— Lena Horne
I had the good fortune of seeing Lena Horne do a test run of her one woman show as a benefit for my school, the Duke Ellington School of the Arts. Her cameo in the movie version of the 1978 film adaptation of the Broadway musical “The Wiz” singing “Believe In Yourself” got standing ovations inside movie theaters. An ironic twist to her cameos being left on the cutting room floor in “Thousands Cheer” (1943), “Broadway Rhythm” (1944), “Two Girls and a Sailor” (1944), “Ziegfeld Follies” (1946), and “Words and Music” (1948) in movie theaters in the Jim Crow South.
Lena Horne made an appearance on the NBC hit series “Sanford and Son” in 1973. Though there are many star moments in her career, this clip shows the enormous pride and admiration of a generation for “The Horne” as my father called her: the first African American USA approved “pin up girl” during World War II, and the first African American to sign a long-term contract with a Hollywood studio. A great performer, and a great lady.
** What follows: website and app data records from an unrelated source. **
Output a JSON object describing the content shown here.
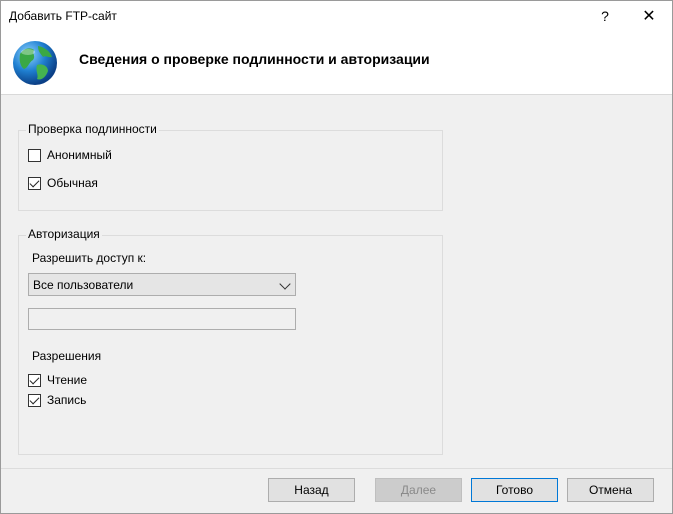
{
  "window": {
    "title": "Добавить FTP-сайт",
    "help": "?",
    "close": "✕"
  },
  "header": {
    "title": "Сведения о проверке подлинности и авторизации"
  },
  "auth": {
    "label": "Проверка подлинности",
    "anonymous": {
      "label": "Анонимный",
      "checked": false
    },
    "basic": {
      "label": "Обычная",
      "checked": true
    }
  },
  "authorization": {
    "label": "Авторизация",
    "allow_label": "Разрешить доступ к:",
    "allow_value": "Все пользователи",
    "users_value": "",
    "permissions_label": "Разрешения",
    "read": {
      "label": "Чтение",
      "checked": true
    },
    "write": {
      "label": "Запись",
      "checked": true
    }
  },
  "buttons": {
    "back": "Назад",
    "next": "Далее",
    "finish": "Готово",
    "cancel": "Отмена"
  }
}
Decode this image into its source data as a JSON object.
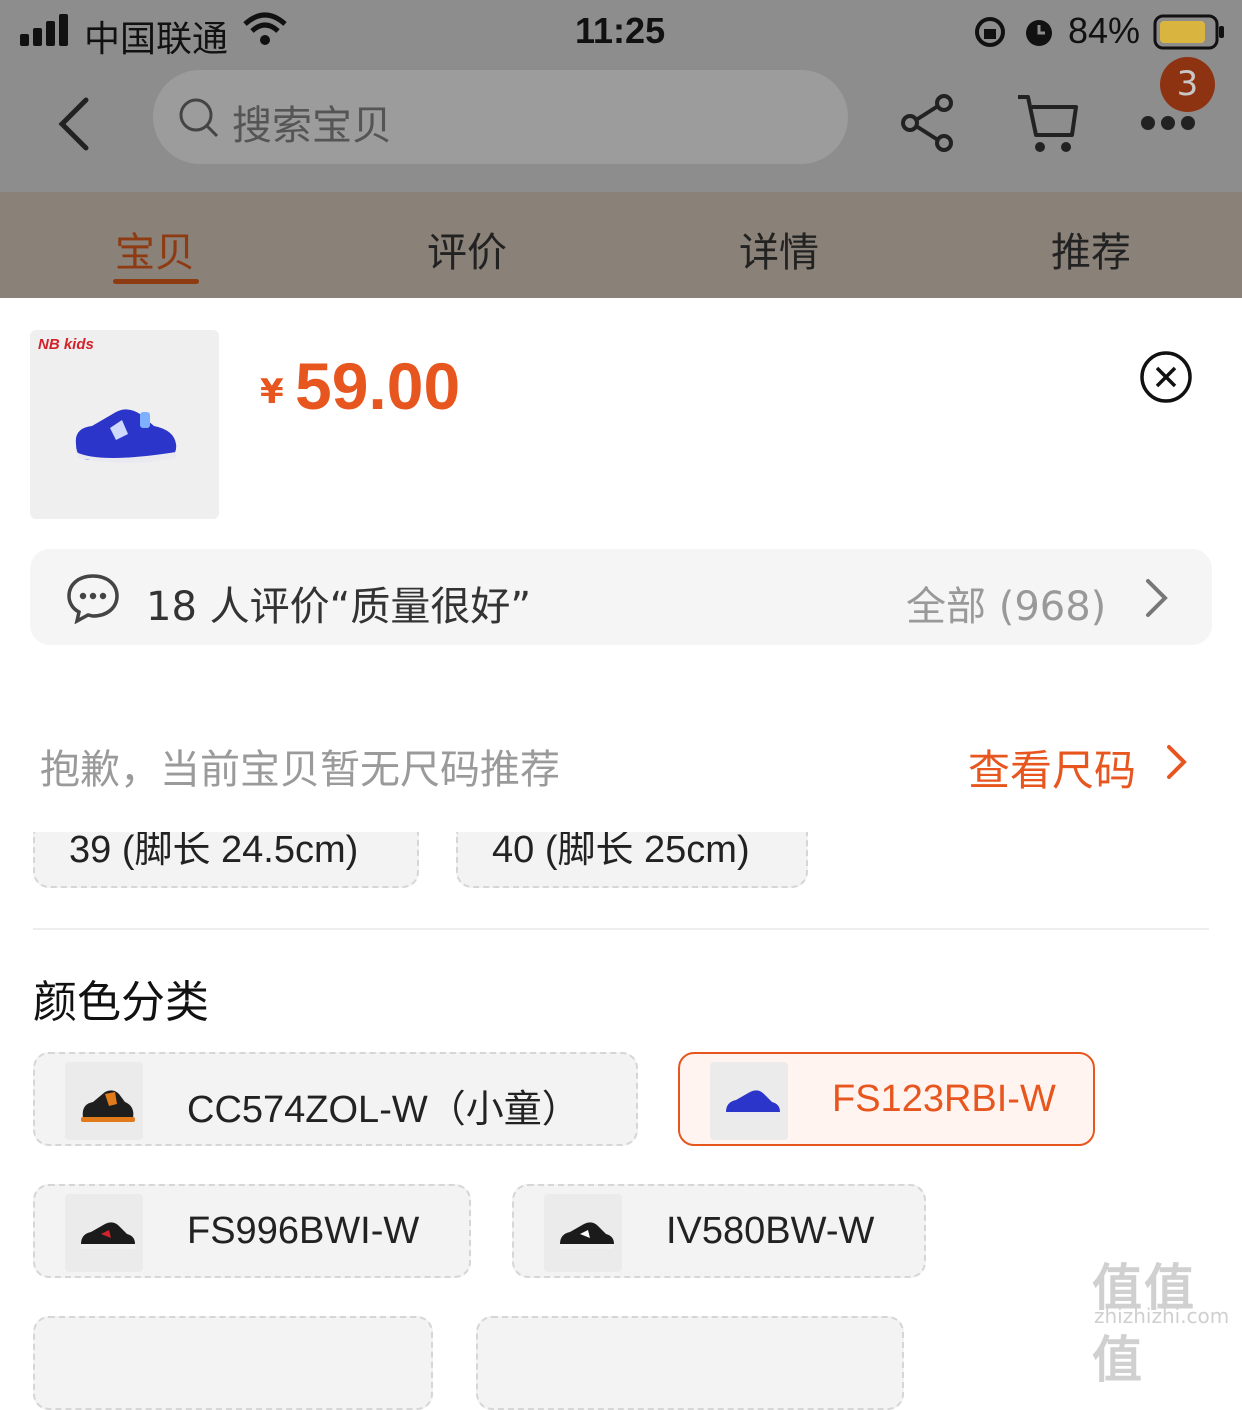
{
  "status_bar": {
    "carrier": "中国联通",
    "time": "11:25",
    "battery": "84%"
  },
  "nav": {
    "search_placeholder": "搜索宝贝",
    "cart_badge": "3"
  },
  "tabs": [
    {
      "label": "宝贝",
      "active": true
    },
    {
      "label": "评价",
      "active": false
    },
    {
      "label": "详情",
      "active": false
    },
    {
      "label": "推荐",
      "active": false
    }
  ],
  "product": {
    "brand_logo_text": "NB kids",
    "currency": "¥",
    "price": "59.00"
  },
  "review": {
    "summary": "18 人评价“质量很好”",
    "all": "全部 (968)"
  },
  "size": {
    "hint": "抱歉，当前宝贝暂无尺码推荐",
    "link": "查看尺码",
    "options": [
      "39 (脚长 24.5cm)",
      "40 (脚长 25cm)"
    ]
  },
  "color": {
    "title": "颜色分类",
    "options": [
      {
        "label": "CC574ZOL-W（小童）",
        "selected": false
      },
      {
        "label": "FS123RBI-W",
        "selected": true
      },
      {
        "label": "FS996BWI-W",
        "selected": false
      },
      {
        "label": "IV580BW-W",
        "selected": false
      }
    ]
  },
  "watermark": {
    "text": "值值值",
    "url": "zhizhizhi.com"
  },
  "colors": {
    "accent": "#e8561f",
    "dim_overlay": "#8d8d8d",
    "shoe_blue": "#2b35c9"
  }
}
Lena Horne was born in Brooklyn, NY. Her daughter Gail Lumet Buckley wrote a history of 6 generations of the Horne family (The Hornes: An American Family) in 1986, providing context to the sparkle and personal and social turmoils of her mother’s rise to fame in Hollywood and the rest of segregated America. [I'm not sure if this book is still in print.] During the politically murky 1950s, Lena Horne managed to get her self on all the lists: black and red. Her career as an entertainer was considered “finished.” It would take years for Lena Horne to fine her true voice as she revealed to Ed Bradley in a “60 Minutes” interview. In the 1940s, her voice was described as “honeysuckle.” Not the blues or jazz. Just sweet, smooth, maybe a little dip here and there. But after Dinah Washington, Aretha Franklin, and being out of the limelight for a stretch, that all changed for Lena Horne. She described herself as a “late bloomer.” The late great journalist Ed Bradley tagged his “60 Mintues” interview with Lena Horne his favorite.
Lena Horne joined the ancestors Sunday, Mothers Day, in Manhattan. She was 92.